Speakers at a virtual dialogue on Tuesday said though there is huge potential to boost the country’s apparel export in future, the employment generation would be shrunk in the readymade garment (RMG) sector due to the growing use of automation in the fourth industrial revolution (4IR) era. Since the RMG sector will go through a massive change in the next 7-8 years for the situation given by the Covid-19 pandemic and the Bangladesh’s graduation into a developing country. So, it is time to make prepare the sector, particularly its workers by upskilling and reskilling them, for the changed future, they said. Citizen’s Platform for SDGs Bangladesh and Christian Aid Bangladesh jointly arranged the dialogue titled “Bangladesh’s RMG Sector and Workers: Anticipating the Future” in a virtual platform.

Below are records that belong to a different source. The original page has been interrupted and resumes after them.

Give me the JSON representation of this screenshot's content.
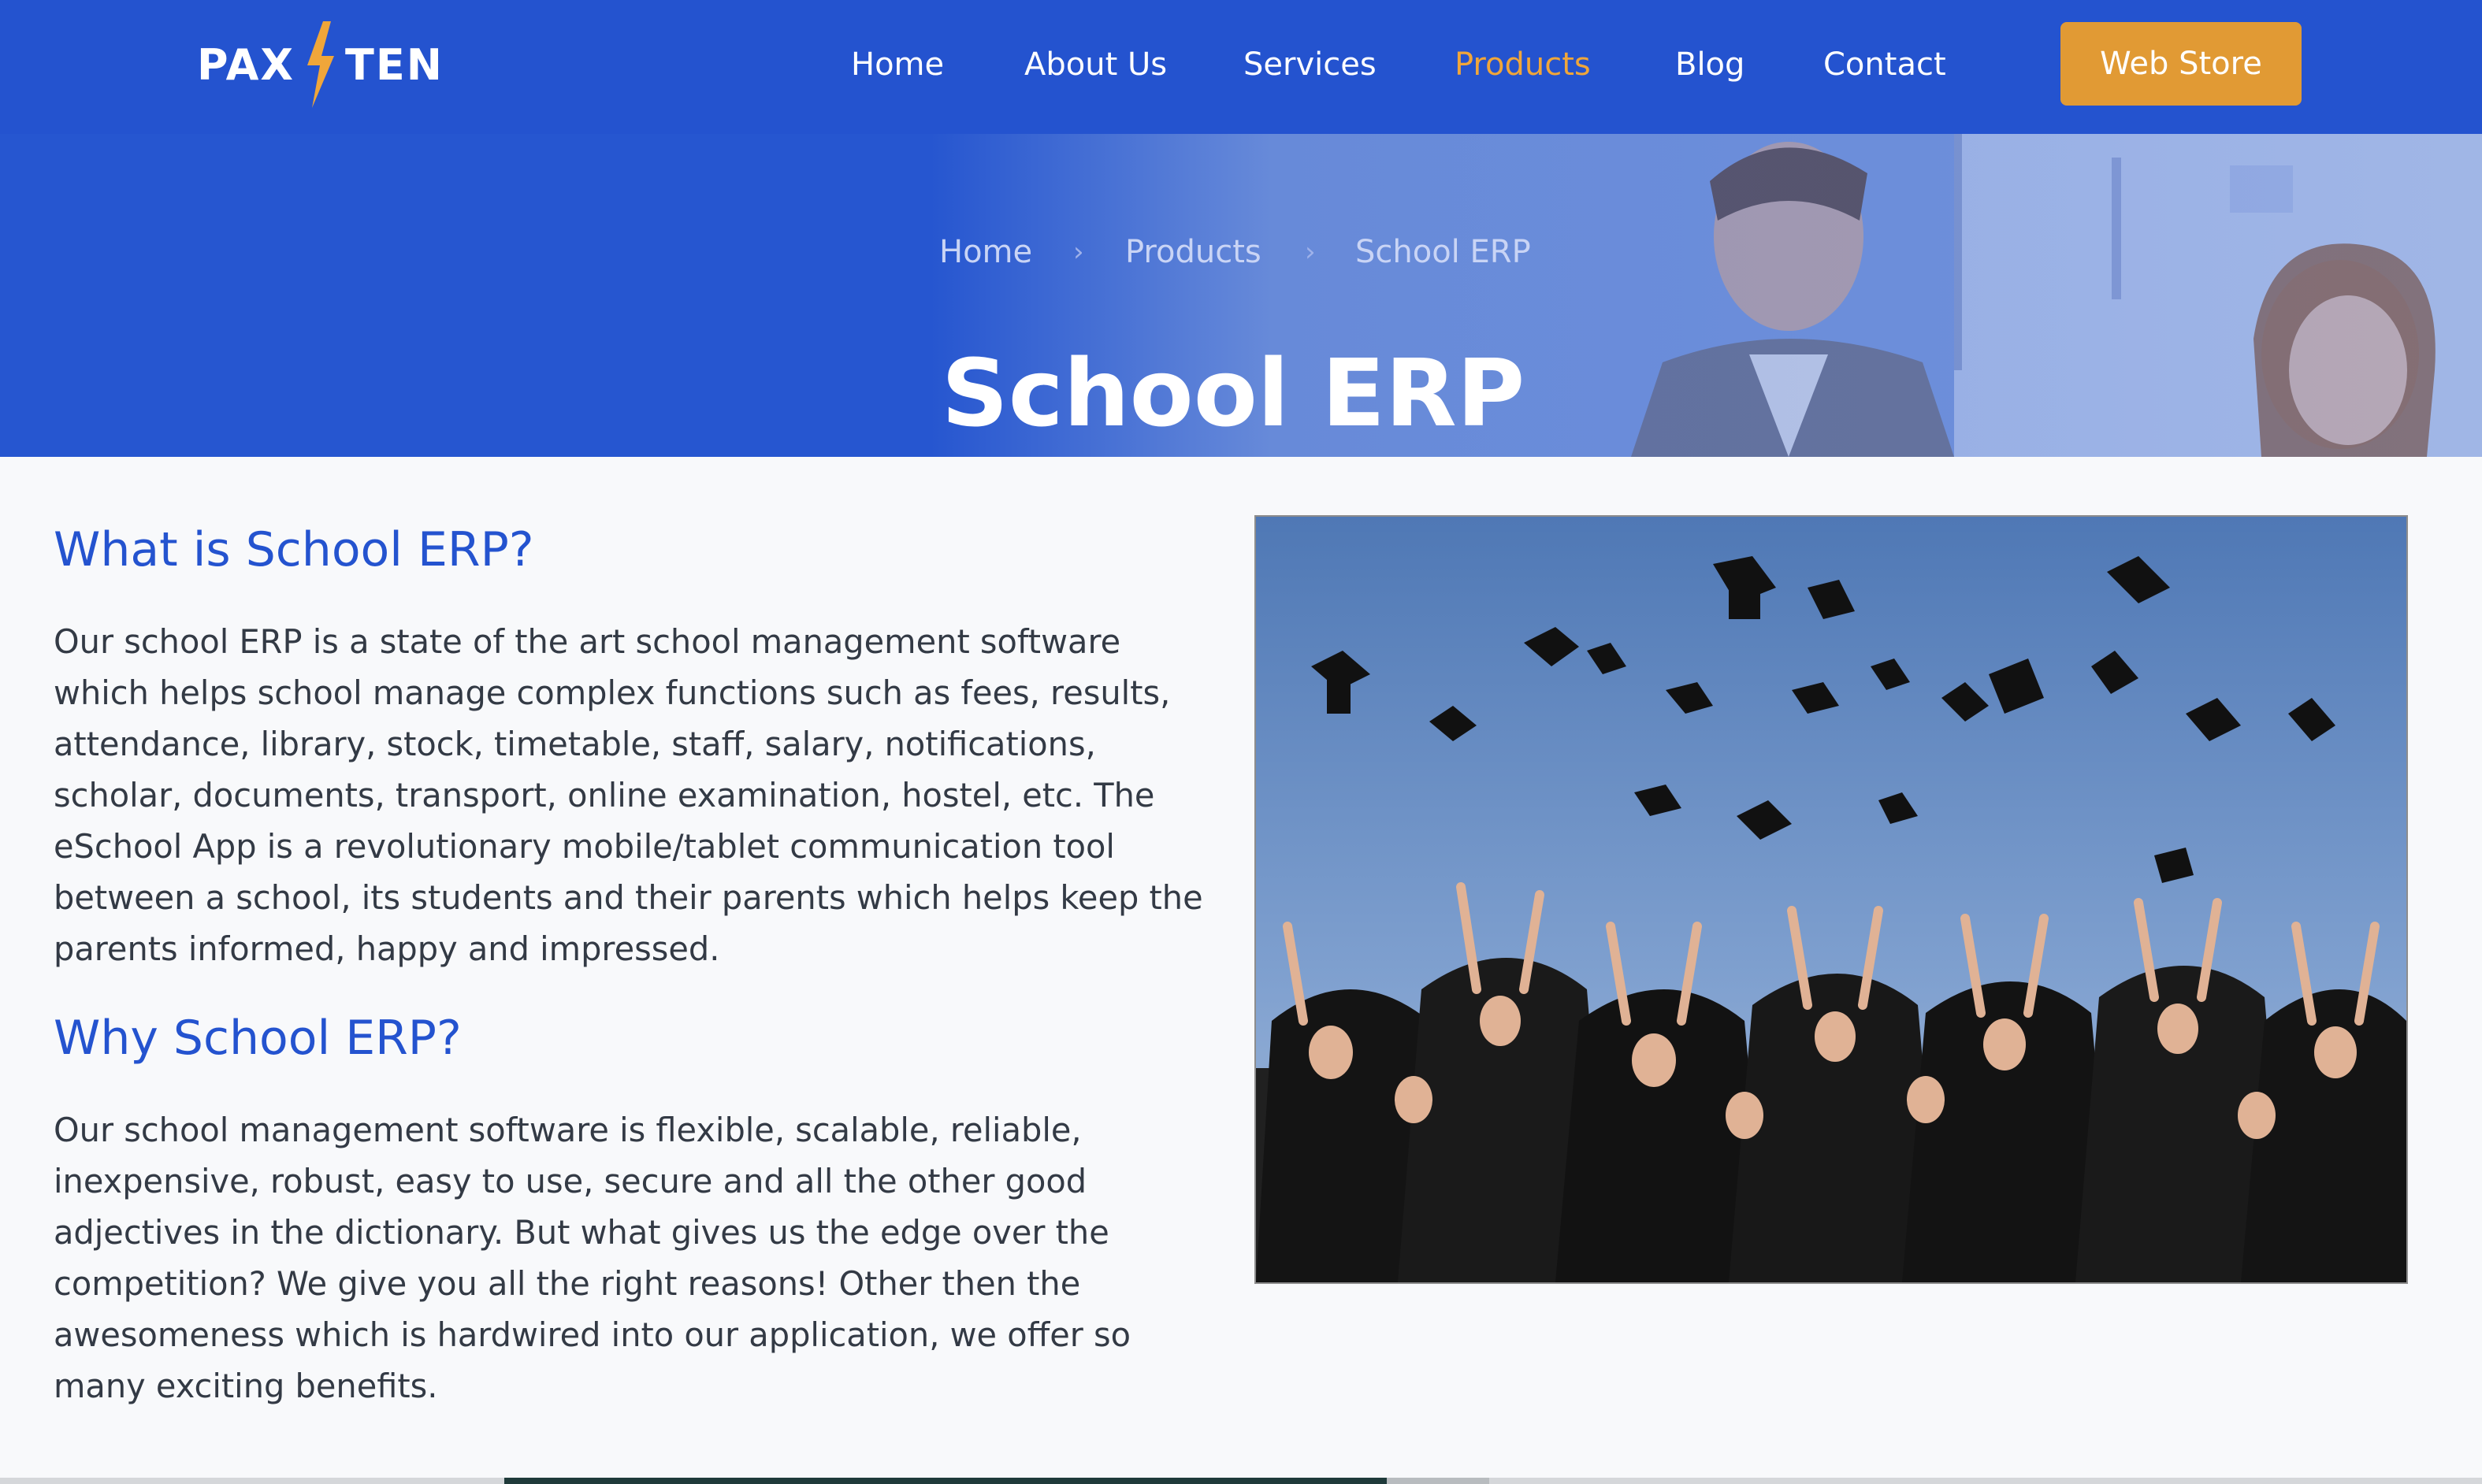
{
  "brand": {
    "logo_left": "PAX",
    "logo_right": "TEN",
    "accent": "#f0a63a",
    "primary": "#2453cf"
  },
  "nav": {
    "items": [
      {
        "label": "Home"
      },
      {
        "label": "About Us"
      },
      {
        "label": "Services"
      },
      {
        "label": "Products",
        "active": true
      },
      {
        "label": "Blog"
      },
      {
        "label": "Contact"
      }
    ],
    "cta_label": "Web Store"
  },
  "hero": {
    "title": "School ERP",
    "breadcrumb": [
      "Home",
      "Products",
      "School ERP"
    ],
    "background_image": "people-smiling-photo"
  },
  "content": {
    "section1": {
      "heading": "What is School ERP?",
      "body": "Our school ERP is a state of the art school management software which helps school manage complex functions such as fees, results, attendance, library, stock, timetable, staff, salary, notifications, scholar, documents, transport, online examination, hostel, etc. The eSchool App is a revolutionary mobile/tablet communication tool between a school, its students and their parents which helps keep the parents informed, happy and impressed."
    },
    "section2": {
      "heading": "Why School ERP?",
      "body": "Our school management software is flexible, scalable, reliable, inexpensive, robust, easy to use, secure and all the other good adjectives in the dictionary. But what gives us the edge over the competition? We give you all the right reasons! Other then the awesomeness which is hardwired into our application, we offer so many exciting benefits."
    },
    "image": "graduation-caps-photo"
  }
}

Dr Abdur Razzaque, Chairman of Research and Policy Integration for Development (RAPID) said Bangladesh uses some 140 workers to make readymade garments of US$ 1 million, But China and Vietnam use only 48 workers and India and Cambodia use 75 workers. “So, the use of automation and advanced technology would rise massively soon in Bangladesh. That means our apparel export will be increased by 30-40 billion in future, but the sector may not generate new employments,” he said. Dr Razzaque, also Director of Policy Research Institute (PRI), said Bangladesh has a lot of opportunities to export RMG goods to the European Union, the United Kingdom and the United States in future. Prof Rehman Sobhan, Chairman of the Centre for Policy Dialogue (CPD) said the workers fell into various uncertainties due to the fallout of the Covid-19 pandemic. So, the state, garment entrepreneurs and worker leaders, researchers and civil society will have to lead collectively to ensure the rights of workers, he said putting emphasis on strengthening coordination among the labour unions. Convenor of Citizen’s Platform Dr Debapriya Bhattacharya, who presided over the dialogue, said the RMG sector is going through changes centering 3Ps –product, production and productivity. The handling 3Ps would be a big matter for Bangladesh in future, he said. Read: IMF keen to work closely for Bangladesh’s RMG sector’s development “Now Bangladesh should pay its utmost attention to the workers in the changing situation,” he said adding that the real income and non-wage benefits of workers, education and health of the future workforce will be taken into consideration giving focus on the women worker. Dr Debapriya said it is essential to create an emergency fund for the workers to bring them under a universal social protection coverage in any difficult time. Prof Mustafizur Rahman, a distinguished fellow of CPD, said the RMG sector will go through a radical change in the next 7-8 years. “The country’s apparel sector can’t survive in the global completion without going for automation and modernization,” he said. Bangladesh needs to promote the light engineering sector to generate new employment in future, he said. Former BGMEA president Dr Rubana Huq said the light engineering sector has a huge potential. “So, it is high time for us to make investment in the light engineering sector. We should design a mid-term plan, not long-term plan over how we can go to the light engineering sector,” she added. Dr Rubana Huq put emphasis on the preparation for the potential changes in the RMG sector in the 4IR era. Towfiqul Islam Khan, Senior Research Fellow of CPD, presented the report of a study conducted over 500 RMG workers’ households in four districts --Dhaka, Chattogram, Gazipur and Narayanganj—in June last focusing the workers’ dealing with the aftermath of Covid-19. During the first wave, two-third of the workers did not receive the salaries on time and even woven and sweater factories struggled more in paying dues to workers, according to the study. Besides, more than half of the RMG workers experienced reduction in overtime during the first wave compared to the pre-Covid period, said the study.